Our mantra in this community, for example, is all about daring to advance the kin-dom of God here on earth. It is not enough to wait in joyful hope for the coming of the Savior Jesus Christ. After all, we do not literally expect Christ to return on a cloud announcing the end of the world. What we are anticipating is a time and a place when and where justice will prevail and all of God’s people will find peace and harmony. It may be a long wait.

These scriptures today remind us that, in the meantime, God will not leave us alone on this journey. As we trek together sometimes we are faithful in doing God’s work. Sometimes, like the Thessalonians in the second reading, we are uncooperative or slow to respond. [3] In a mysterious way the holy Spirit, nevertheless, is helping us stand up straight and tall in the face of all adversity.

The end of another liturgical year will soon give way to a new Advent – the birth of a savior and the promise of the coming of God’s kin-dom. That’s the way it is in life. The dawn of something new comes after something old dies. Day follows night. Our task is to name, like Malachi did, what must end — those things that need to be changed in our lives and on earth. It’s a never ending task and there is no escaping it.

We can keep our focus on things as they really are. No amount of material goods, powerful weapons or government policies will cause lasting joy and security. We are pilgrims, all of us, pitching our tents in a time and a place, doing all we can do; joining with others who believe in God’s companionship, willing to work hard to bring about a little bit of comfort on earth. Do not be afraid.

1 Pilch, John. The Cultural World of Jesus, Sunday by Sunday, Cycle C (Collegeville: Liturgical Press) 1997, 164-166

2 Fuller, Reginald. Preaching the Lectionary:The Word of God for the Church Today (Collegeville: The Liturgical Press,1984) Revised Edition pp. 511-12 and 525-527

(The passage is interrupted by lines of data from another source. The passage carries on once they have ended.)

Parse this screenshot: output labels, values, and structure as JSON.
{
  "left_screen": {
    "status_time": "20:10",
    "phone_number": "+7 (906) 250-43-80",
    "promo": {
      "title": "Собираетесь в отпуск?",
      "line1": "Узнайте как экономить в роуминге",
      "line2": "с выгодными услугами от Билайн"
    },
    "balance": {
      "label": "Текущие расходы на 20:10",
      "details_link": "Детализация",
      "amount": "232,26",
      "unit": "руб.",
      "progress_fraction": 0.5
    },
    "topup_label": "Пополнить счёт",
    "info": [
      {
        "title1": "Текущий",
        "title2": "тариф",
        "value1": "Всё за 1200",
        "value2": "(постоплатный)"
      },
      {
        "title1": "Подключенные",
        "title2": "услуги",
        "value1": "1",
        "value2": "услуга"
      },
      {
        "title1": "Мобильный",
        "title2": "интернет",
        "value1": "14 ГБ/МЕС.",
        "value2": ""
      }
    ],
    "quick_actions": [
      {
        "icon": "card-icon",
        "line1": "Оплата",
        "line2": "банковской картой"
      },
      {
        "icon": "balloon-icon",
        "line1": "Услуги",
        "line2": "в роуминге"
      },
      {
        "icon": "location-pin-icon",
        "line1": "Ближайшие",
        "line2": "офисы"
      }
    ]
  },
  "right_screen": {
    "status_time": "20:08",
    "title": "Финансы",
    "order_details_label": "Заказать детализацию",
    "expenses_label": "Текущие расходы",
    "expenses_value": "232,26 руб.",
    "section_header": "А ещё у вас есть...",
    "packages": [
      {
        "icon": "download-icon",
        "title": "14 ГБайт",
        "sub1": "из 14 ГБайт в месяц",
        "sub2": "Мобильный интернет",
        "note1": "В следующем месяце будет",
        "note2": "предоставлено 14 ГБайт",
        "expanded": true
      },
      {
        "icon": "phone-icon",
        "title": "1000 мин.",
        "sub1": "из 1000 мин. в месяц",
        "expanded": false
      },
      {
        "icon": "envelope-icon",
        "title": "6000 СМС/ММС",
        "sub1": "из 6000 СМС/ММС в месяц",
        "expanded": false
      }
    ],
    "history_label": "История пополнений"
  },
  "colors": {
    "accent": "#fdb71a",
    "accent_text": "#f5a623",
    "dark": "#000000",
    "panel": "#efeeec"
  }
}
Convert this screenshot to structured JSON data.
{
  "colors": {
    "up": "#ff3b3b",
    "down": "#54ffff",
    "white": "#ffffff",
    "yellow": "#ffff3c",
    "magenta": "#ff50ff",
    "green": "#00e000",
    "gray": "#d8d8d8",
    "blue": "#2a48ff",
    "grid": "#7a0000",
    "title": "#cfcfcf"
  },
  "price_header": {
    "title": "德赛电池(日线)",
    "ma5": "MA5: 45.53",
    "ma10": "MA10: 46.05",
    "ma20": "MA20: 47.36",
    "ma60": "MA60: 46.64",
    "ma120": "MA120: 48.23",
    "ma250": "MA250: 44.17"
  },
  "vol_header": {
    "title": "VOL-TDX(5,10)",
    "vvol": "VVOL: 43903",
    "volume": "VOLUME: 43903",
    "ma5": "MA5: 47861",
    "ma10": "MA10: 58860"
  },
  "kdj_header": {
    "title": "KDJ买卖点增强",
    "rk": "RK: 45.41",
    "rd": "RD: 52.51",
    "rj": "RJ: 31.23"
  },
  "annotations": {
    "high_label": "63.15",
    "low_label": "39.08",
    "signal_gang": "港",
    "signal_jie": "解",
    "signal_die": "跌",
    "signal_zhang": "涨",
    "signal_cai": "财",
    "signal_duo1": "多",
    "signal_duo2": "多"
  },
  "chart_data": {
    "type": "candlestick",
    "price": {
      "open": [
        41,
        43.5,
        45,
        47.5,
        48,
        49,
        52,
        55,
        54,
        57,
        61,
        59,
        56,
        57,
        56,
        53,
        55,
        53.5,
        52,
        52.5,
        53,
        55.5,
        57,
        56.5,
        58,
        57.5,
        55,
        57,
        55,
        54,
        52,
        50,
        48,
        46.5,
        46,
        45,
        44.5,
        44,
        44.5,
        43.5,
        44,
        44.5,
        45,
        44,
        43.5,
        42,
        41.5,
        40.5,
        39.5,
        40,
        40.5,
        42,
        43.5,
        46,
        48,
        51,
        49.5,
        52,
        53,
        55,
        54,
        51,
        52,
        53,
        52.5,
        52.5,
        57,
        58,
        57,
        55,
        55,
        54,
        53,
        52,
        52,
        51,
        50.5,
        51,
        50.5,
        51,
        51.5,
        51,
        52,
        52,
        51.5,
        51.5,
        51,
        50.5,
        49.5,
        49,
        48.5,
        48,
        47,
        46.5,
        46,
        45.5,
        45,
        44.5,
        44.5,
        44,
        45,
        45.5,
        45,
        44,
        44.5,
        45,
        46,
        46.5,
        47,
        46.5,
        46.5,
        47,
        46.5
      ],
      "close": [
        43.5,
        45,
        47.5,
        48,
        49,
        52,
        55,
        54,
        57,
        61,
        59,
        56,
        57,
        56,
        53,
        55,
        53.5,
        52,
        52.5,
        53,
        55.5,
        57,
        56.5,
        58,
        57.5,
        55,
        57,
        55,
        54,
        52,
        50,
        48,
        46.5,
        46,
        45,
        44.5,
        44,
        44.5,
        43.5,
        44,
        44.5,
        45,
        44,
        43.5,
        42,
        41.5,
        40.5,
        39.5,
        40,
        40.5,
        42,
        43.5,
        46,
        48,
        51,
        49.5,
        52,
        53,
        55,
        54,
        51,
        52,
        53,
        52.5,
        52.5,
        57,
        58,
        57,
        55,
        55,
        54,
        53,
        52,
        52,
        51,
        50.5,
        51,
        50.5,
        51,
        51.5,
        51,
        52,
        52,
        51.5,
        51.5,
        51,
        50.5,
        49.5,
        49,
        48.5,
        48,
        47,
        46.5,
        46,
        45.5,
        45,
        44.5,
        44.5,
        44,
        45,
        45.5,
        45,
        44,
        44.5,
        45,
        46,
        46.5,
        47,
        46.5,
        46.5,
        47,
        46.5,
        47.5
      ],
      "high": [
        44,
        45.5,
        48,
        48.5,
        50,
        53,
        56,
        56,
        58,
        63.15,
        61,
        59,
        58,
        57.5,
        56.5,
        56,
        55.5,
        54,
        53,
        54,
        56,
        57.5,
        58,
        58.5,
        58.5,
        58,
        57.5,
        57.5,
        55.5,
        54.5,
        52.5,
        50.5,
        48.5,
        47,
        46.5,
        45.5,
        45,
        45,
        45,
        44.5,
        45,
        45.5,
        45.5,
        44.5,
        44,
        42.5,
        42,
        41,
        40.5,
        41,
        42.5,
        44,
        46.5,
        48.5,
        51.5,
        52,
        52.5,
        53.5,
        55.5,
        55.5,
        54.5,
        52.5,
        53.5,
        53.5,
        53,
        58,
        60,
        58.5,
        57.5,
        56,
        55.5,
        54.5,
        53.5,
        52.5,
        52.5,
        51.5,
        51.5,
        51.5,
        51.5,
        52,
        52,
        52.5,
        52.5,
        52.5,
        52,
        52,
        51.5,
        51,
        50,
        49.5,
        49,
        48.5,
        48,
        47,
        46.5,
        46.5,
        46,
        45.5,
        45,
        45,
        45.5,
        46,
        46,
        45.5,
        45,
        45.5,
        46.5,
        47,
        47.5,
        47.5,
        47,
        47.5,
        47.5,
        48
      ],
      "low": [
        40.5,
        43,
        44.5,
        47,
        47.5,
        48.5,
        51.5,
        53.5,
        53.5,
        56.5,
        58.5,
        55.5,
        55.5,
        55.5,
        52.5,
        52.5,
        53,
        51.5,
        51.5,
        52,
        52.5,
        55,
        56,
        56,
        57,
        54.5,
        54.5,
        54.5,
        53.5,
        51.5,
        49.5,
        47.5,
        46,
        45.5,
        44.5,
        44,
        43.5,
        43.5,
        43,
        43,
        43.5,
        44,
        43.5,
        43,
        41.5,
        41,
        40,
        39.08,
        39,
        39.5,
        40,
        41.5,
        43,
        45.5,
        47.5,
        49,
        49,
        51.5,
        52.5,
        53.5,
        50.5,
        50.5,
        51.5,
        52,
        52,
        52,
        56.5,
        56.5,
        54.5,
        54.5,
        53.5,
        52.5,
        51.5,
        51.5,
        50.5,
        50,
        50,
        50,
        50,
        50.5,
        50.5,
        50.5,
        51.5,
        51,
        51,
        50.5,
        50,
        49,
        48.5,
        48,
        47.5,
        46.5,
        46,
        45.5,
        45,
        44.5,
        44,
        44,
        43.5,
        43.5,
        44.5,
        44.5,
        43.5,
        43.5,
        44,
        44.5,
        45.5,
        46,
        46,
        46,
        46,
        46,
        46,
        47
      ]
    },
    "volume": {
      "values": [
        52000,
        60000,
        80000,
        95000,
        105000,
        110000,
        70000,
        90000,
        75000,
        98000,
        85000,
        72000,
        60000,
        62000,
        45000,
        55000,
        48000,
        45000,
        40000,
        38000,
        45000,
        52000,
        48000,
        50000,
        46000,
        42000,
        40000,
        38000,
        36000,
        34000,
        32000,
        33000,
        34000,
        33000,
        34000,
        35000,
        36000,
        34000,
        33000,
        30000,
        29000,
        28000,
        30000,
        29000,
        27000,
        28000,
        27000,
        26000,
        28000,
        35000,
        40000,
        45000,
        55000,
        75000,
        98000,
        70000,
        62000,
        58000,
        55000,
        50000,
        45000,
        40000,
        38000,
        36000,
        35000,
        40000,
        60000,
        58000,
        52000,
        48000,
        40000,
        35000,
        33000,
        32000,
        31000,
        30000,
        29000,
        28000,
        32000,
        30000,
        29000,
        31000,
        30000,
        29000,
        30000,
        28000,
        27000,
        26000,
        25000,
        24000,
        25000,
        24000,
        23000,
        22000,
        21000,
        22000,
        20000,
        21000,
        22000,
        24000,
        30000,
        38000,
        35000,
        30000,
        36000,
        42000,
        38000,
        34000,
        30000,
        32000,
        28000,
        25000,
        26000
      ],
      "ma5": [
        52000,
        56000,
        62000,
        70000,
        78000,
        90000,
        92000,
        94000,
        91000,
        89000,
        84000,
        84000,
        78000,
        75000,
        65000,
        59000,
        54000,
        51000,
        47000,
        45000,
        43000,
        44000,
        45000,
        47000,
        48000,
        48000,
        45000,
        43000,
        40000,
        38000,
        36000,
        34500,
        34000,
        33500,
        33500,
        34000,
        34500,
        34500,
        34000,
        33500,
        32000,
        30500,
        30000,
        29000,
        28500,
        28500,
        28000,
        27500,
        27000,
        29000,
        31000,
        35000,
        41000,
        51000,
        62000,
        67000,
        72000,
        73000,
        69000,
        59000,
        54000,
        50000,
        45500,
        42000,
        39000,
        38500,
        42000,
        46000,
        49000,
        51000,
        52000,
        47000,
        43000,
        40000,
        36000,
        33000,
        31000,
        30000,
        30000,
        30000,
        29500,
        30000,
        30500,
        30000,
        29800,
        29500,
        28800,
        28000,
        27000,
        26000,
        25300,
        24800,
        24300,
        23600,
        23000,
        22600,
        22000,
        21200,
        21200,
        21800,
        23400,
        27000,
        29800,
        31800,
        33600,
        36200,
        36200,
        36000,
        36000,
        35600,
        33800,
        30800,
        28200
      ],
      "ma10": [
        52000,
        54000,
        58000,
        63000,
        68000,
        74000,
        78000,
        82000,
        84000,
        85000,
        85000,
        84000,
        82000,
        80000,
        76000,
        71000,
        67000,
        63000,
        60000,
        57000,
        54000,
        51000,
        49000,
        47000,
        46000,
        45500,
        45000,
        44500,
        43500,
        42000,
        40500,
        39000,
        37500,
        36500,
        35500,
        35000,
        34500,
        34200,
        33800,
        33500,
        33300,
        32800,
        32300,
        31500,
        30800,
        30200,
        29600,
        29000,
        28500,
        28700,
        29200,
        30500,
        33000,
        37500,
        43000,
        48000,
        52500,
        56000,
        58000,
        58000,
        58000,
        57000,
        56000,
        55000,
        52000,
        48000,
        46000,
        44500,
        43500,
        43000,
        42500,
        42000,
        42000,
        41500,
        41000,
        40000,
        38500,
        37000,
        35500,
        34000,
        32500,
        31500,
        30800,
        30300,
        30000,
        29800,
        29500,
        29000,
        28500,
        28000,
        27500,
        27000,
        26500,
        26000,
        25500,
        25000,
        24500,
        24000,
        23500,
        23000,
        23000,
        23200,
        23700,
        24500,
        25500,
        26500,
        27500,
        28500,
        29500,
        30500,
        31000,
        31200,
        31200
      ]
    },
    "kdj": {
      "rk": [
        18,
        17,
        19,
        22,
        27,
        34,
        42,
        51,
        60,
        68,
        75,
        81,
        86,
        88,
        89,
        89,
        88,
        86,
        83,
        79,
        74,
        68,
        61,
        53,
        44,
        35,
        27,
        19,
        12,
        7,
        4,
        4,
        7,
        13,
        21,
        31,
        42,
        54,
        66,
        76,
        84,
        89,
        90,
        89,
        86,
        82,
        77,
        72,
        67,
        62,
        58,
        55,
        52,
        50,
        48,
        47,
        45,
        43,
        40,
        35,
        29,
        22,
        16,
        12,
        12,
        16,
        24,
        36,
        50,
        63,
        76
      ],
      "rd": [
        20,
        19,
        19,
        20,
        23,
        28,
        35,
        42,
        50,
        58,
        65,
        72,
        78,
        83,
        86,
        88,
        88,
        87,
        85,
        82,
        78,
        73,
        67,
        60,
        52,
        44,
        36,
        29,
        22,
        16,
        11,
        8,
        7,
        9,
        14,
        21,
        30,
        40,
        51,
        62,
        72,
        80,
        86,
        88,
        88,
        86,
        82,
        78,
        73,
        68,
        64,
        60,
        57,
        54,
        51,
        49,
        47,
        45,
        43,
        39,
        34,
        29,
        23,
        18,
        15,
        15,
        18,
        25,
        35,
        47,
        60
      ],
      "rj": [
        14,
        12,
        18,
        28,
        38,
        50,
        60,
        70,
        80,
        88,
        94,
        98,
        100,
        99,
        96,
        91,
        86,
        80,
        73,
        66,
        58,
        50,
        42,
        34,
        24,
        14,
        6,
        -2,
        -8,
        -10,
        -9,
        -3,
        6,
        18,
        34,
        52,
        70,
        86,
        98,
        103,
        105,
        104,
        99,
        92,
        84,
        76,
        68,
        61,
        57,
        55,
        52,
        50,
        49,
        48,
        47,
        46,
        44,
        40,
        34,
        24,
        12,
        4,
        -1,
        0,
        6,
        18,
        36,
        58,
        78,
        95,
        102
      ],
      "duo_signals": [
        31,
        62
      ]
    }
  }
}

3 Some Thessalonians, influenced in part by  Gnostic teachings, believed Jesus Christ had already returned and so there was nothing more for them to do. Their knowledge would save them.